A connectology on a set$X$ is a structure which abstracts the information about which subsets of $X$ are connected. Every topological space and every graph has an underlying connectology, but not every connectology is of these forms.

Definition

A connectology on a set $X$ consists of a set of subsets of $X$, called connected sets, such that the following axioms hold.

If $C\subseteq \mathcal{P}(X)$ is a family of connected sets such that $\bigcap C \neq \emptyset$, then $\bigcup C$ is connected.

If $A$ and $B$ are nonempty, and $A$, $B$, and $A\cup B$ are connected, then there exists an $x\in A\cup B$ such that $A\cup\{x\}$ and $B\cup \{x\}$ are connected.

If $A,B,\{C_i\}_{i\in I}$ are disjoint connected sets such that $A\cup B\cup \bigcup_i C_i$ is connected, then there is a partition $I=J+K$ such that $A\cup \bigcup_{j\in J} C_j$ and $B\cup \bigcup_{k\in K} C_k$ are connected.

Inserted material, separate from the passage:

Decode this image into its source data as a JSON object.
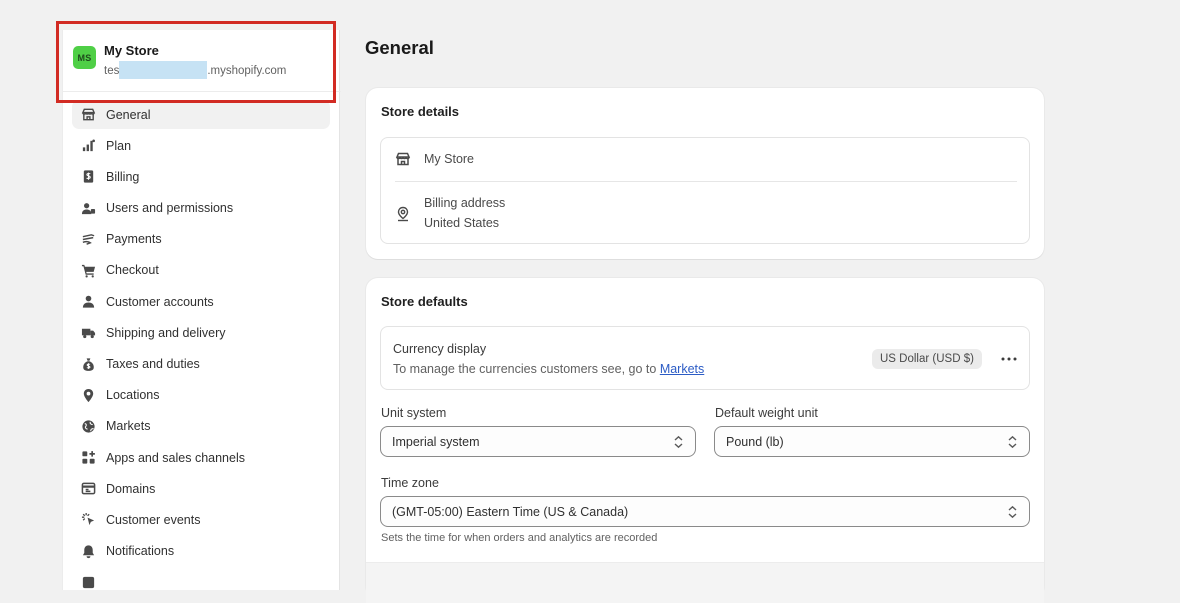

A set equipped with a connectology is sometimes called a connective space, although this may be confusing due to other meanings of the word connective.